A new committee was set up in June to help keep risk levels down among staff and residents called “Germ Busters,” which Kern said has been vital to ensuring that they are staying on top of the cleaning and screening of everyone moving about the facility.
“All the different departments have been active in helping keep everyone in our facility safe,” Kern said. “The number one thing we are doing is we’re listening to [our staff] and valuing their importance — isn’t that how we all wanted to be treated and respected?’
Director of Clinical Services at Koda Bobby Jo Nesseth said that the Germ Busters committee spends a fair amount of time getting to the root of different compliance obstacles by asking one simple question: why?
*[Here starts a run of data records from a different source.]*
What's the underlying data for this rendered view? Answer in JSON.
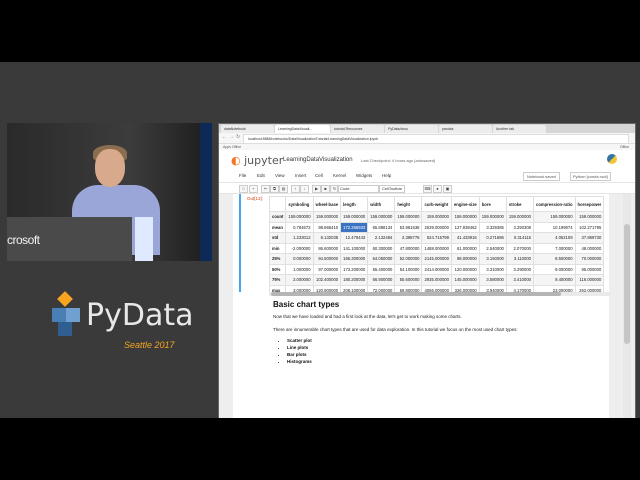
{
  "slide": {
    "pydata_word": "PyData",
    "pydata_event": "Seattle 2017",
    "podium_sign": "crosoft",
    "colors": {
      "pydata_orange": "#f7a521",
      "stage_bg": "#3a3a3a",
      "jupyter_orange": "#f37626"
    }
  },
  "browser": {
    "tabs": [
      {
        "label": "dataNotebook"
      },
      {
        "label": "LearningDataVisuali..."
      },
      {
        "label": "tutorial-Resources"
      },
      {
        "label": "PyData/docs"
      },
      {
        "label": "pandas"
      },
      {
        "label": "Another tab"
      }
    ],
    "url": "localhost:8888/notebooks/DataVisualizationTutorial/LearningDataVisualization.ipynb",
    "bookmarks": "Apps   Office",
    "profile": "Office"
  },
  "jupyter": {
    "logo": "jupyter",
    "notebook_title": "LearningDataVisualization",
    "checkpoint": "Last Checkpoint: 4 hours ago (autosaved)",
    "notebook_saved": "Notebook saved",
    "kernel": "Python [conda root]",
    "menu": [
      "File",
      "Edit",
      "View",
      "Insert",
      "Cell",
      "Kernel",
      "Widgets",
      "Help"
    ],
    "toolbar_icons": [
      "save-icon",
      "plus-icon",
      "cut-icon",
      "copy-icon",
      "paste-icon",
      "up-icon",
      "down-icon",
      "run-icon",
      "stop-icon",
      "restart-icon"
    ],
    "cell_type": "Code",
    "cell_toolbar_label": "CellToolbar"
  },
  "output": {
    "prompt": "Out[13]:",
    "columns": [
      "",
      "symboling",
      "wheel-base",
      "length",
      "width",
      "height",
      "curb-weight",
      "engine-size",
      "bore",
      "stroke",
      "compression-ratio",
      "horsepower"
    ],
    "rows": [
      {
        "label": "count",
        "values": [
          "159.000000",
          "159.000000",
          "159.000000",
          "159.000000",
          "159.000000",
          "159.000000",
          "159.000000",
          "159.000000",
          "159.000000",
          "159.000000",
          "159.000000"
        ]
      },
      {
        "label": "mean",
        "values": [
          "0.784672",
          "98.666410",
          "172.256933",
          "65.888134",
          "53.861538",
          "2539.000000",
          "127.938462",
          "3.329385",
          "3.250308",
          "10.199974",
          "102.271795"
        ]
      },
      {
        "label": "std",
        "values": [
          "1.233012",
          "6.132038",
          "12.479443",
          "2.132484",
          "2.398778",
          "524.715799",
          "41.433916",
          "0.271686",
          "0.314115",
          "4.062109",
          "37.869730"
        ]
      },
      {
        "label": "min",
        "values": [
          "-2.000000",
          "86.600000",
          "141.100000",
          "60.300000",
          "47.800000",
          "1488.000000",
          "61.000000",
          "2.540000",
          "2.070000",
          "7.000000",
          "48.000000"
        ]
      },
      {
        "label": "25%",
        "values": [
          "0.000000",
          "94.500000",
          "166.300000",
          "64.050000",
          "52.000000",
          "2145.000000",
          "98.000000",
          "3.150000",
          "3.110000",
          "8.500000",
          "70.000000"
        ]
      },
      {
        "label": "50%",
        "values": [
          "1.000000",
          "97.000000",
          "173.200000",
          "65.400000",
          "54.100000",
          "2414.000000",
          "120.000000",
          "3.310000",
          "3.290000",
          "9.000000",
          "95.000000"
        ]
      },
      {
        "label": "75%",
        "values": [
          "2.000000",
          "102.400000",
          "180.200000",
          "66.900000",
          "55.600000",
          "2935.000000",
          "145.000000",
          "3.580000",
          "3.410000",
          "9.400000",
          "116.000000"
        ]
      },
      {
        "label": "max",
        "values": [
          "3.000000",
          "120.900000",
          "208.100000",
          "72.000000",
          "59.800000",
          "4066.000000",
          "326.000000",
          "3.940000",
          "4.170000",
          "23.000000",
          "262.000000"
        ]
      }
    ]
  },
  "markdown": {
    "heading": "Basic chart types",
    "p1": "Now that we have loaded and had a first look at the data, let's get to work making some charts.",
    "p2": "There are innumerable chart types that are used for data exploration. In this tutorial we focus on the most used chart types:",
    "list": [
      "Scatter plot",
      "Line plots",
      "Bar plots",
      "Histograms"
    ]
  }
}
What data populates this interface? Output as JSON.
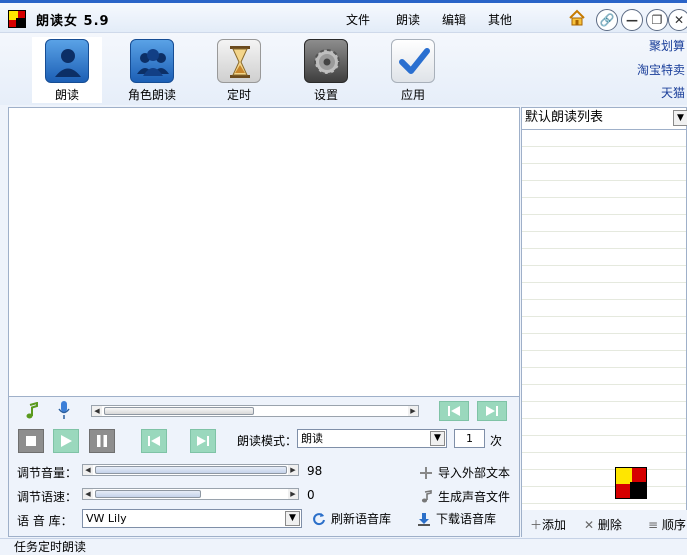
{
  "app": {
    "title": "朗读女 5.9"
  },
  "menu": [
    "文件",
    "朗读",
    "编辑",
    "其他"
  ],
  "window_buttons": {
    "link": "link-icon",
    "minimize": "minimize-icon",
    "maximize": "maximize-icon",
    "close": "close-icon"
  },
  "toolbar": {
    "items": [
      {
        "label": "朗读",
        "icon": "person-icon"
      },
      {
        "label": "角色朗读",
        "icon": "people-icon"
      },
      {
        "label": "定时",
        "icon": "hourglass-icon"
      },
      {
        "label": "设置",
        "icon": "gear-icon"
      },
      {
        "label": "应用",
        "icon": "checkmark-icon"
      }
    ],
    "side_links": [
      "聚划算",
      "淘宝特卖",
      "天猫"
    ]
  },
  "controls": {
    "reading_mode_label": "朗读模式：",
    "reading_mode_value": "朗读",
    "repeat_count": "1",
    "repeat_unit": "次",
    "volume_label": "调节音量：",
    "volume_value": "98",
    "speed_label": "调节语速：",
    "speed_value": "0",
    "voice_label": "语 音 库：",
    "voice_value": "VW Lily",
    "refresh_voices": "刷新语音库",
    "download_voices": "下载语音库",
    "import_text": "导入外部文本",
    "generate_audio": "生成声音文件"
  },
  "playlist": {
    "title": "默认朗读列表",
    "add": "添加",
    "delete": "删除",
    "order": "顺序"
  },
  "status": {
    "text": "任务定时朗读"
  },
  "colors": {
    "accent_green": "#9ad8bd",
    "brand_red": "#d60000",
    "link_blue": "#1b3f9a"
  }
}
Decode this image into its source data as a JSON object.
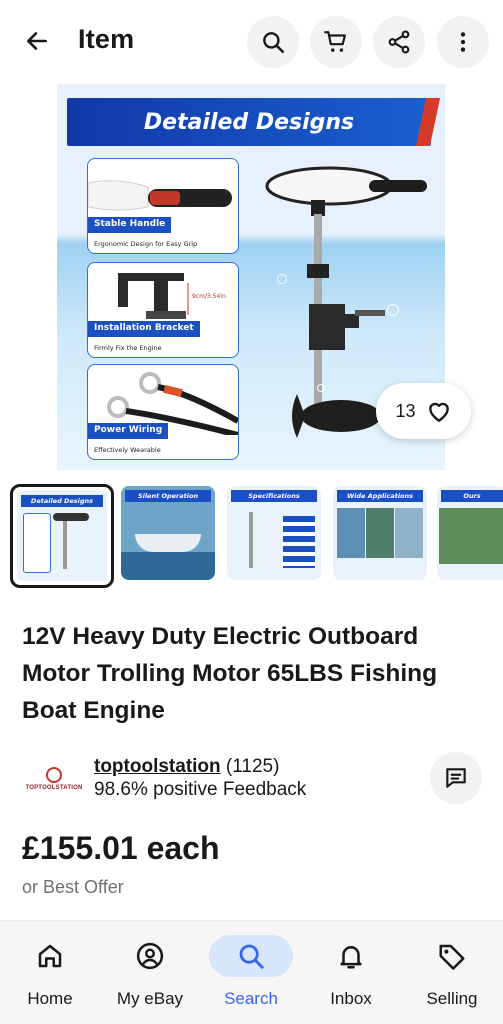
{
  "header": {
    "title": "Item",
    "back_icon": "arrow-left-icon",
    "search_icon": "search-icon",
    "cart_icon": "cart-icon",
    "share_icon": "share-icon",
    "more_icon": "more-vertical-icon"
  },
  "hero": {
    "banner_text": "Detailed Designs",
    "features": [
      {
        "title": "Stable Handle",
        "subtitle": "Ergonomic Design for Easy Grip"
      },
      {
        "title": "Installation Bracket",
        "subtitle": "Firmly Fix the Engine"
      },
      {
        "title": "Power Wiring",
        "subtitle": "Effectively Wearable"
      }
    ],
    "bracket_measure": "9cm/3.54in",
    "watch_count": "13",
    "heart_icon": "heart-icon"
  },
  "thumbnails": [
    {
      "label": "Detailed Designs",
      "selected": true
    },
    {
      "label": "Silent Operation",
      "selected": false
    },
    {
      "label": "Specifications",
      "selected": false
    },
    {
      "label": "Wide Applications",
      "selected": false
    },
    {
      "label": "Ours",
      "selected": false
    }
  ],
  "item": {
    "title": "12V Heavy Duty Electric Outboard Motor Trolling Motor 65LBS Fishing Boat Engine"
  },
  "seller": {
    "logo_text": "TOPTOOLSTATION",
    "name": "toptoolstation",
    "count": " (1125)",
    "feedback": "98.6% positive Feedback",
    "chat_icon": "message-icon"
  },
  "price": {
    "amount": "£155.01 each",
    "offer": "or Best Offer"
  },
  "nav": {
    "items": [
      {
        "label": "Home",
        "icon": "home-icon",
        "active": false
      },
      {
        "label": "My eBay",
        "icon": "user-circle-icon",
        "active": false
      },
      {
        "label": "Search",
        "icon": "search-icon",
        "active": true
      },
      {
        "label": "Inbox",
        "icon": "bell-icon",
        "active": false
      },
      {
        "label": "Selling",
        "icon": "tag-icon",
        "active": false
      }
    ]
  },
  "colors": {
    "accent": "#3665f3",
    "active_pill": "#d7e6fb",
    "banner_blue": "#1b4fc4",
    "text_primary": "#191919",
    "text_secondary": "#707070"
  }
}
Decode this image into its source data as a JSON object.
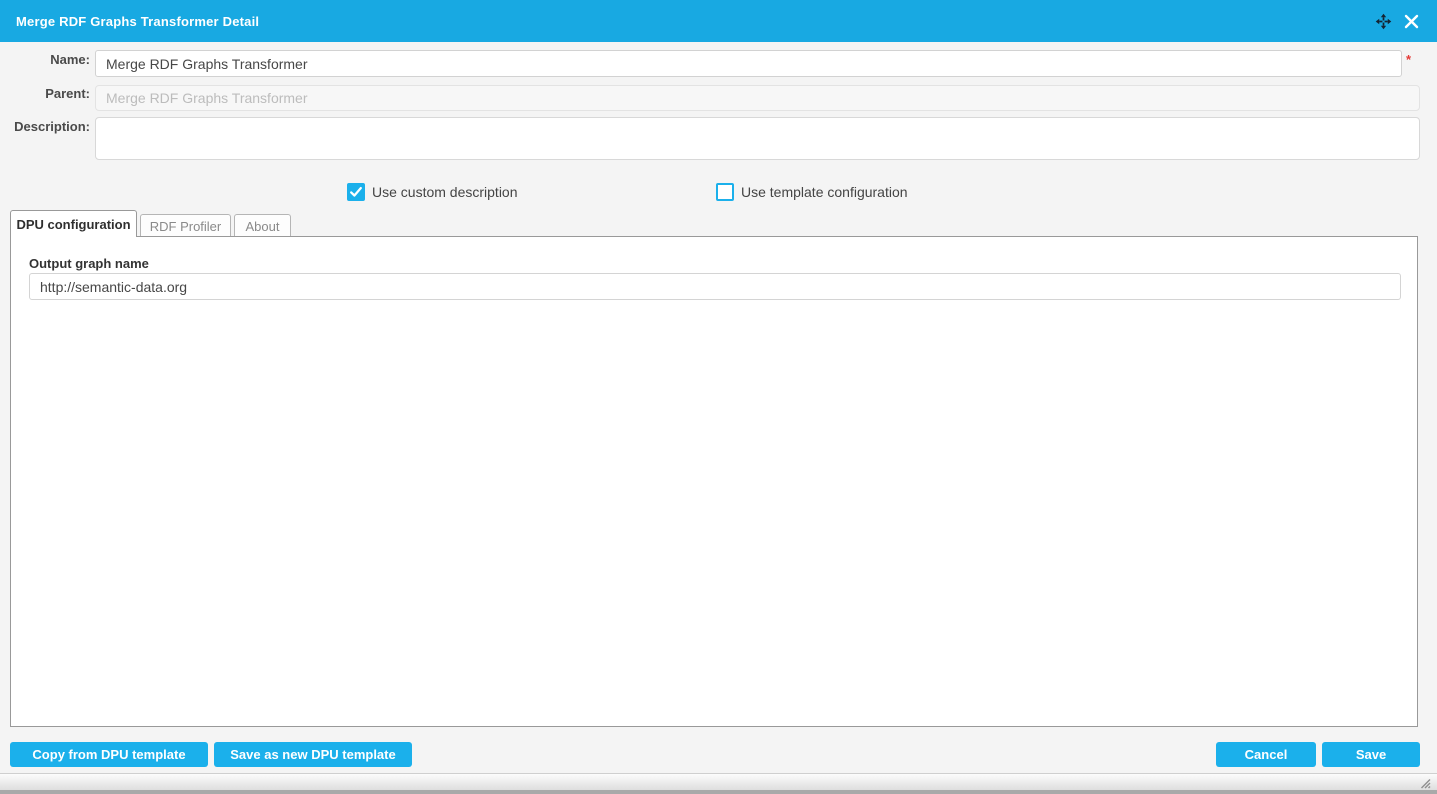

“It really makes me proud of the committee that we do our research to find what the root cause of the issue is — if you’re not keeping your make on just tell me the truth. Turns out for most of our associates they were hot, so we purchased them fans,” Nesseth said. “We noticed people not wearing their eye goggles and when we asked, they had misplaced them. So now everyone has glasses strings so their goggles can remain around their necks when they aren’t giving direct patient care.”
“We were able to become compliant by asking the simple questions of ‘why?’” Nesseth continued. “Taking that time to ask and dig made all the difference.”
Nesseth and Kern both said that by taking the time to check in with the staff of the facility has also been vital in keeping morale high and stress low in an unprecedented time that presents weekly changes.
“What we’re dealing with every day is a battle — some days are worse than others,” Kern said. “But with team building and showing our appreciation along the way, it goes a long way with how we all deal with this.”